━━━ EXERCISE MATERIALS ━━━

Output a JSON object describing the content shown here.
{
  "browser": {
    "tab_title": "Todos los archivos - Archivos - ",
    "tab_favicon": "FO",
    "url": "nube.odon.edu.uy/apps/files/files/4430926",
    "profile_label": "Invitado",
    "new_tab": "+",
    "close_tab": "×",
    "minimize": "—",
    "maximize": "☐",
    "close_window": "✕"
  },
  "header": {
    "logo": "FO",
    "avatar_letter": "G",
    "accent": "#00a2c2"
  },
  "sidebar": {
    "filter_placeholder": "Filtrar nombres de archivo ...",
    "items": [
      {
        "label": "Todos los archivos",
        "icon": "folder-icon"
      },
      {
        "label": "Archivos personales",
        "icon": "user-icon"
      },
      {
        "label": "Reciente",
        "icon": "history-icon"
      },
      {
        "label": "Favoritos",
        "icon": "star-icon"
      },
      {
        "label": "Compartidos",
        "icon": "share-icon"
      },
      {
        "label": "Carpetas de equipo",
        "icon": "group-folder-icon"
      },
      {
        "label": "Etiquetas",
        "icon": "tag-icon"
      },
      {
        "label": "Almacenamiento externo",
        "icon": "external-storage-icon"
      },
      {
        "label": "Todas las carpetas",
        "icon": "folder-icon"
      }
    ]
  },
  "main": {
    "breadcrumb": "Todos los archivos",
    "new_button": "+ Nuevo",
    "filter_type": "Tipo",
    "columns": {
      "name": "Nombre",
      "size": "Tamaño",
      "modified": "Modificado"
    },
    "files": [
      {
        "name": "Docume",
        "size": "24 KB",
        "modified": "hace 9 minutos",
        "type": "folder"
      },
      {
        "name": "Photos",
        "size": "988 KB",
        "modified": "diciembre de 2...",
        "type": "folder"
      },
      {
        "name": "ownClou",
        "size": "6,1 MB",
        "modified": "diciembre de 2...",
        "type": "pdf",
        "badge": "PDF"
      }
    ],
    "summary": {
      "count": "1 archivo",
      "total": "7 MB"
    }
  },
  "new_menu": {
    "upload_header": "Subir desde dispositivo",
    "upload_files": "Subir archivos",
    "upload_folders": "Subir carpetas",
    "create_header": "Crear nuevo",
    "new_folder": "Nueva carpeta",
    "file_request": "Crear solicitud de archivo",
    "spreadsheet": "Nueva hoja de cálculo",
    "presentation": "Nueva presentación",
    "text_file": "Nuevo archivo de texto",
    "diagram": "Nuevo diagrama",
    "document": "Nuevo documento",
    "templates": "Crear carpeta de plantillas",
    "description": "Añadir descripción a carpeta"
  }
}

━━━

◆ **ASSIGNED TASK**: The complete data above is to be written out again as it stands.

◆ **EXERCISE ANSWER**:
Output a JSON object describing the content shown here.
{
  "browser": {
    "tab_title": "Todos los archivos - Archivos - ",
    "tab_favicon": "FO",
    "url": "nube.odon.edu.uy/apps/files/files/4430926",
    "profile_label": "Invitado",
    "new_tab": "+",
    "close_tab": "×",
    "minimize": "—",
    "maximize": "☐",
    "close_window": "✕"
  },
  "header": {
    "logo": "FO",
    "avatar_letter": "G",
    "accent": "#00a2c2"
  },
  "sidebar": {
    "filter_placeholder": "Filtrar nombres de archivo ...",
    "items": [
      {
        "label": "Todos los archivos",
        "icon": "folder-icon"
      },
      {
        "label": "Archivos personales",
        "icon": "user-icon"
      },
      {
        "label": "Reciente",
        "icon": "history-icon"
      },
      {
        "label": "Favoritos",
        "icon": "star-icon"
      },
      {
        "label": "Compartidos",
        "icon": "share-icon"
      },
      {
        "label": "Carpetas de equipo",
        "icon": "group-folder-icon"
      },
      {
        "label": "Etiquetas",
        "icon": "tag-icon"
      },
      {
        "label": "Almacenamiento externo",
        "icon": "external-storage-icon"
      },
      {
        "label": "Todas las carpetas",
        "icon": "folder-icon"
      }
    ]
  },
  "main": {
    "breadcrumb": "Todos los archivos",
    "new_button": "+ Nuevo",
    "filter_type": "Tipo",
    "columns": {
      "name": "Nombre",
      "size": "Tamaño",
      "modified": "Modificado"
    },
    "files": [
      {
        "name": "Docume",
        "size": "24 KB",
        "modified": "hace 9 minutos",
        "type": "folder"
      },
      {
        "name": "Photos",
        "size": "988 KB",
        "modified": "diciembre de 2...",
        "type": "folder"
      },
      {
        "name": "ownClou",
        "size": "6,1 MB",
        "modified": "diciembre de 2...",
        "type": "pdf",
        "badge": "PDF"
      }
    ],
    "summary": {
      "count": "1 archivo",
      "total": "7 MB"
    }
  },
  "new_menu": {
    "upload_header": "Subir desde dispositivo",
    "upload_files": "Subir archivos",
    "upload_folders": "Subir carpetas",
    "create_header": "Crear nuevo",
    "new_folder": "Nueva carpeta",
    "file_request": "Crear solicitud de archivo",
    "spreadsheet": "Nueva hoja de cálculo",
    "presentation": "Nueva presentación",
    "text_file": "Nuevo archivo de texto",
    "diagram": "Nuevo diagrama",
    "document": "Nuevo documento",
    "templates": "Crear carpeta de plantillas",
    "description": "Añadir descripción a carpeta"
  }
}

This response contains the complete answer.